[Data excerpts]
........
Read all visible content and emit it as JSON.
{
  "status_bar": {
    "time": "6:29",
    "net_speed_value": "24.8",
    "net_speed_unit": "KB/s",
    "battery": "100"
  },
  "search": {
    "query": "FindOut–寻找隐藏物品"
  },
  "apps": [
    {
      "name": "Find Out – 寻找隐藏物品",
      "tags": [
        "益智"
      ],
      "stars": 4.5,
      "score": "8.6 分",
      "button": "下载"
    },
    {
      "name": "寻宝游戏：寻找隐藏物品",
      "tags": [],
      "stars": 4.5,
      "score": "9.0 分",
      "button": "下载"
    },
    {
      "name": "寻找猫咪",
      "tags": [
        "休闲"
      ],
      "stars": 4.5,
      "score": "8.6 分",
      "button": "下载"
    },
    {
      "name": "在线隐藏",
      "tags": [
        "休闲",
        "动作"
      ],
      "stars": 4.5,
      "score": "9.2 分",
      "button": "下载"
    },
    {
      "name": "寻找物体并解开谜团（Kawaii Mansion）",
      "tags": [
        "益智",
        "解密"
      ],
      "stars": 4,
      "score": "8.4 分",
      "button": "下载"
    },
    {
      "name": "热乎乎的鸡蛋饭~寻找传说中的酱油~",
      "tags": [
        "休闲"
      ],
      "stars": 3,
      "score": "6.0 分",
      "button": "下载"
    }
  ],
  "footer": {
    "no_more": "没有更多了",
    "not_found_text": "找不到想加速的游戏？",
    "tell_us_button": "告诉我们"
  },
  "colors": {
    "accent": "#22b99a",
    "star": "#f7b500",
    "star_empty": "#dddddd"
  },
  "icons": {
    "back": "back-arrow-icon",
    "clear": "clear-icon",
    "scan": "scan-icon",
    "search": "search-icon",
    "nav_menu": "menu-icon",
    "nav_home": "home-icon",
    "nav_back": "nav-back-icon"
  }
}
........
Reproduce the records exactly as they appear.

Read all visible content and emit it as JSON.
{
  "status_bar": {
    "time": "6:29",
    "net_speed_value": "24.8",
    "net_speed_unit": "KB/s",
    "battery": "100"
  },
  "search": {
    "query": "FindOut–寻找隐藏物品"
  },
  "apps": [
    {
      "name": "Find Out – 寻找隐藏物品",
      "tags": [
        "益智"
      ],
      "stars": 4.5,
      "score": "8.6 分",
      "button": "下载"
    },
    {
      "name": "寻宝游戏：寻找隐藏物品",
      "tags": [],
      "stars": 4.5,
      "score": "9.0 分",
      "button": "下载"
    },
    {
      "name": "寻找猫咪",
      "tags": [
        "休闲"
      ],
      "stars": 4.5,
      "score": "8.6 分",
      "button": "下载"
    },
    {
      "name": "在线隐藏",
      "tags": [
        "休闲",
        "动作"
      ],
      "stars": 4.5,
      "score": "9.2 分",
      "button": "下载"
    },
    {
      "name": "寻找物体并解开谜团（Kawaii Mansion）",
      "tags": [
        "益智",
        "解密"
      ],
      "stars": 4,
      "score": "8.4 分",
      "button": "下载"
    },
    {
      "name": "热乎乎的鸡蛋饭~寻找传说中的酱油~",
      "tags": [
        "休闲"
      ],
      "stars": 3,
      "score": "6.0 分",
      "button": "下载"
    }
  ],
  "footer": {
    "no_more": "没有更多了",
    "not_found_text": "找不到想加速的游戏？",
    "tell_us_button": "告诉我们"
  },
  "colors": {
    "accent": "#22b99a",
    "star": "#f7b500",
    "star_empty": "#dddddd"
  },
  "icons": {
    "back": "back-arrow-icon",
    "clear": "clear-icon",
    "scan": "scan-icon",
    "search": "search-icon",
    "nav_menu": "menu-icon",
    "nav_home": "home-icon",
    "nav_back": "nav-back-icon"
  }
}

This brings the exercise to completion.